# [Assignment]
An exact copy of the whole listing is required.

§ §

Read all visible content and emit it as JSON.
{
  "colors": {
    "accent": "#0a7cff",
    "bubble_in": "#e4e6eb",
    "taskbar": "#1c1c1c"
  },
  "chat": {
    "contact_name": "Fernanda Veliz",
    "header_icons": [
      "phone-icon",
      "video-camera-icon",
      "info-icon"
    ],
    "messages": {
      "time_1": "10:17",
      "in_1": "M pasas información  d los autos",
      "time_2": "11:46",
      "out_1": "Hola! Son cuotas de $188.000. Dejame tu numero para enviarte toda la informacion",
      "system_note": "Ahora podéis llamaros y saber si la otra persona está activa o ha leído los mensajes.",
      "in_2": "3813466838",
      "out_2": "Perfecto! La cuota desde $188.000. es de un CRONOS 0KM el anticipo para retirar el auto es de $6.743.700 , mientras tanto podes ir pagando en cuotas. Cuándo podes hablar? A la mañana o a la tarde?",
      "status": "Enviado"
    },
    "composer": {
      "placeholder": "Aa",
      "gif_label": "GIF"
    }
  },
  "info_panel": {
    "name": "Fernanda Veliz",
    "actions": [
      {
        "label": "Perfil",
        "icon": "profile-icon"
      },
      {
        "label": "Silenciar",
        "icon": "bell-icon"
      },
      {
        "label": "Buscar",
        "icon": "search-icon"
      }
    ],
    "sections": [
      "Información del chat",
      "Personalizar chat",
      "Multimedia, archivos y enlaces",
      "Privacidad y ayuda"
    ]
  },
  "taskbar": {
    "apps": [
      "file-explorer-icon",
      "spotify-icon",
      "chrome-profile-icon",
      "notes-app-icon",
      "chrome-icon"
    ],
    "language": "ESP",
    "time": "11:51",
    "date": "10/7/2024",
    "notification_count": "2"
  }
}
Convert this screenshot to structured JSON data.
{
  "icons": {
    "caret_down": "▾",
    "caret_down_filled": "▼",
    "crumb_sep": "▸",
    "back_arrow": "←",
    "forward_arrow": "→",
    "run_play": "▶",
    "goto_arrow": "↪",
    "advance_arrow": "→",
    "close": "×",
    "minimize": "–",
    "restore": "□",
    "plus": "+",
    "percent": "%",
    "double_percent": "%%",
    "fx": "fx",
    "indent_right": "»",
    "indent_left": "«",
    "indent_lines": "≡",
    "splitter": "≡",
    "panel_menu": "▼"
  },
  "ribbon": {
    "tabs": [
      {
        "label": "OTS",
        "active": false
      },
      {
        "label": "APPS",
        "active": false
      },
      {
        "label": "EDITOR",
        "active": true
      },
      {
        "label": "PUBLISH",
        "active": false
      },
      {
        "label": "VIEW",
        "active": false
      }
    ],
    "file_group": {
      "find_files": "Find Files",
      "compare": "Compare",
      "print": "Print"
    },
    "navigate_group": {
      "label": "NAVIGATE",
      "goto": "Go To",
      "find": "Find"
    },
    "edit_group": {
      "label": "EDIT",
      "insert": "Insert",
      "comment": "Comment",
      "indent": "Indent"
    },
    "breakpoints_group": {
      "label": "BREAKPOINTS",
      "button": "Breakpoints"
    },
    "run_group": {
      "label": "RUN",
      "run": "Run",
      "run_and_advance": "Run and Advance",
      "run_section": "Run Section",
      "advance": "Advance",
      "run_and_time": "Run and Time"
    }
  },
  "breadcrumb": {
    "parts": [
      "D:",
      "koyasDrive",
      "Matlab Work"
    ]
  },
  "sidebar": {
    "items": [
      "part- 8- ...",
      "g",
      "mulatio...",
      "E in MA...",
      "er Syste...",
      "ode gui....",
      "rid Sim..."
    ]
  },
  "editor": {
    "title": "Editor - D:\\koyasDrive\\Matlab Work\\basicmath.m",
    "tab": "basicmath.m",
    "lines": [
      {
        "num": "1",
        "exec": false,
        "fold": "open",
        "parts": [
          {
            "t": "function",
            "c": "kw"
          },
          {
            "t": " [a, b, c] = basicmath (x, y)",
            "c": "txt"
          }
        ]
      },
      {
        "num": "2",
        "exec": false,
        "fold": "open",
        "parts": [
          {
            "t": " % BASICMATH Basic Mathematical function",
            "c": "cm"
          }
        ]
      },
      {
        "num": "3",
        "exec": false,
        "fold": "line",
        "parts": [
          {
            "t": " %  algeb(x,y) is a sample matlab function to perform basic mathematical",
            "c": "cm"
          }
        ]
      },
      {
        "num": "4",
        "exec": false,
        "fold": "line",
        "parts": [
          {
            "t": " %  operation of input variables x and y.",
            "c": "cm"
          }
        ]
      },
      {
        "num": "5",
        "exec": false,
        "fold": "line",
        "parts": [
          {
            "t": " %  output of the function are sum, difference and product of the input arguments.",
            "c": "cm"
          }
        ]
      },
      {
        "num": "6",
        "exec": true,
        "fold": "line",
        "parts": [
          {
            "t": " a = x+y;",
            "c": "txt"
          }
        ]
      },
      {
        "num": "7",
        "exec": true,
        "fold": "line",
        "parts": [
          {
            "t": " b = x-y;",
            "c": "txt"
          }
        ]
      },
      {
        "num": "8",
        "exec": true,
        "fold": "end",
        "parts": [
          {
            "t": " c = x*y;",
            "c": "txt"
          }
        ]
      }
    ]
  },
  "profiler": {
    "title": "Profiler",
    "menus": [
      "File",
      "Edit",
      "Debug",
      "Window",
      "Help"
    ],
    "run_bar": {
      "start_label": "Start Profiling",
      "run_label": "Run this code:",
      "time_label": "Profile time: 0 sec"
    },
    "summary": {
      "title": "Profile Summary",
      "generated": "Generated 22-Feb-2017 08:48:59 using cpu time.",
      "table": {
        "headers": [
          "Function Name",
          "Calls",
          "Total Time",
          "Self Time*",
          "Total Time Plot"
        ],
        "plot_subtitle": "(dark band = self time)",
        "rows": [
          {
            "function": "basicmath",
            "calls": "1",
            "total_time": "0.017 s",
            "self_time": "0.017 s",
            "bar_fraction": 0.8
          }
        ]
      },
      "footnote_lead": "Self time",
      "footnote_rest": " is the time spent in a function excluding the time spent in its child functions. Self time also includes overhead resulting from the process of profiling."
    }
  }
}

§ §

# [Exercise solution]
Read all visible content and emit it as JSON.
{
  "colors": {
    "accent": "#0a7cff",
    "bubble_in": "#e4e6eb",
    "taskbar": "#1c1c1c"
  },
  "chat": {
    "contact_name": "Fernanda Veliz",
    "header_icons": [
      "phone-icon",
      "video-camera-icon",
      "info-icon"
    ],
    "messages": {
      "time_1": "10:17",
      "in_1": "M pasas información  d los autos",
      "time_2": "11:46",
      "out_1": "Hola! Son cuotas de $188.000. Dejame tu numero para enviarte toda la informacion",
      "system_note": "Ahora podéis llamaros y saber si la otra persona está activa o ha leído los mensajes.",
      "in_2": "3813466838",
      "out_2": "Perfecto! La cuota desde $188.000. es de un CRONOS 0KM el anticipo para retirar el auto es de $6.743.700 , mientras tanto podes ir pagando en cuotas. Cuándo podes hablar? A la mañana o a la tarde?",
      "status": "Enviado"
    },
    "composer": {
      "placeholder": "Aa",
      "gif_label": "GIF"
    }
  },
  "info_panel": {
    "name": "Fernanda Veliz",
    "actions": [
      {
        "label": "Perfil",
        "icon": "profile-icon"
      },
      {
        "label": "Silenciar",
        "icon": "bell-icon"
      },
      {
        "label": "Buscar",
        "icon": "search-icon"
      }
    ],
    "sections": [
      "Información del chat",
      "Personalizar chat",
      "Multimedia, archivos y enlaces",
      "Privacidad y ayuda"
    ]
  },
  "taskbar": {
    "apps": [
      "file-explorer-icon",
      "spotify-icon",
      "chrome-profile-icon",
      "notes-app-icon",
      "chrome-icon"
    ],
    "language": "ESP",
    "time": "11:51",
    "date": "10/7/2024",
    "notification_count": "2"
  }
}
Convert this screenshot to structured JSON data.
{
  "icons": {
    "caret_down": "▾",
    "caret_down_filled": "▼",
    "crumb_sep": "▸",
    "back_arrow": "←",
    "forward_arrow": "→",
    "run_play": "▶",
    "goto_arrow": "↪",
    "advance_arrow": "→",
    "close": "×",
    "minimize": "–",
    "restore": "□",
    "plus": "+",
    "percent": "%",
    "double_percent": "%%",
    "fx": "fx",
    "indent_right": "»",
    "indent_left": "«",
    "indent_lines": "≡",
    "splitter": "≡",
    "panel_menu": "▼"
  },
  "ribbon": {
    "tabs": [
      {
        "label": "OTS",
        "active": false
      },
      {
        "label": "APPS",
        "active": false
      },
      {
        "label": "EDITOR",
        "active": true
      },
      {
        "label": "PUBLISH",
        "active": false
      },
      {
        "label": "VIEW",
        "active": false
      }
    ],
    "file_group": {
      "find_files": "Find Files",
      "compare": "Compare",
      "print": "Print"
    },
    "navigate_group": {
      "label": "NAVIGATE",
      "goto": "Go To",
      "find": "Find"
    },
    "edit_group": {
      "label": "EDIT",
      "insert": "Insert",
      "comment": "Comment",
      "indent": "Indent"
    },
    "breakpoints_group": {
      "label": "BREAKPOINTS",
      "button": "Breakpoints"
    },
    "run_group": {
      "label": "RUN",
      "run": "Run",
      "run_and_advance": "Run and Advance",
      "run_section": "Run Section",
      "advance": "Advance",
      "run_and_time": "Run and Time"
    }
  },
  "breadcrumb": {
    "parts": [
      "D:",
      "koyasDrive",
      "Matlab Work"
    ]
  },
  "sidebar": {
    "items": [
      "part- 8- ...",
      "g",
      "mulatio...",
      "E in MA...",
      "er Syste...",
      "ode gui....",
      "rid Sim..."
    ]
  },
  "editor": {
    "title": "Editor - D:\\koyasDrive\\Matlab Work\\basicmath.m",
    "tab": "basicmath.m",
    "lines": [
      {
        "num": "1",
        "exec": false,
        "fold": "open",
        "parts": [
          {
            "t": "function",
            "c": "kw"
          },
          {
            "t": " [a, b, c] = basicmath (x, y)",
            "c": "txt"
          }
        ]
      },
      {
        "num": "2",
        "exec": false,
        "fold": "open",
        "parts": [
          {
            "t": " % BASICMATH Basic Mathematical function",
            "c": "cm"
          }
        ]
      },
      {
        "num": "3",
        "exec": false,
        "fold": "line",
        "parts": [
          {
            "t": " %  algeb(x,y) is a sample matlab function to perform basic mathematical",
            "c": "cm"
          }
        ]
      },
      {
        "num": "4",
        "exec": false,
        "fold": "line",
        "parts": [
          {
            "t": " %  operation of input variables x and y.",
            "c": "cm"
          }
        ]
      },
      {
        "num": "5",
        "exec": false,
        "fold": "line",
        "parts": [
          {
            "t": " %  output of the function are sum, difference and product of the input arguments.",
            "c": "cm"
          }
        ]
      },
      {
        "num": "6",
        "exec": true,
        "fold": "line",
        "parts": [
          {
            "t": " a = x+y;",
            "c": "txt"
          }
        ]
      },
      {
        "num": "7",
        "exec": true,
        "fold": "line",
        "parts": [
          {
            "t": " b = x-y;",
            "c": "txt"
          }
        ]
      },
      {
        "num": "8",
        "exec": true,
        "fold": "end",
        "parts": [
          {
            "t": " c = x*y;",
            "c": "txt"
          }
        ]
      }
    ]
  },
  "profiler": {
    "title": "Profiler",
    "menus": [
      "File",
      "Edit",
      "Debug",
      "Window",
      "Help"
    ],
    "run_bar": {
      "start_label": "Start Profiling",
      "run_label": "Run this code:",
      "time_label": "Profile time: 0 sec"
    },
    "summary": {
      "title": "Profile Summary",
      "generated": "Generated 22-Feb-2017 08:48:59 using cpu time.",
      "table": {
        "headers": [
          "Function Name",
          "Calls",
          "Total Time",
          "Self Time*",
          "Total Time Plot"
        ],
        "plot_subtitle": "(dark band = self time)",
        "rows": [
          {
            "function": "basicmath",
            "calls": "1",
            "total_time": "0.017 s",
            "self_time": "0.017 s",
            "bar_fraction": 0.8
          }
        ]
      },
      "footnote_lead": "Self time",
      "footnote_rest": " is the time spent in a function excluding the time spent in its child functions. Self time also includes overhead resulting from the process of profiling."
    }
  }
}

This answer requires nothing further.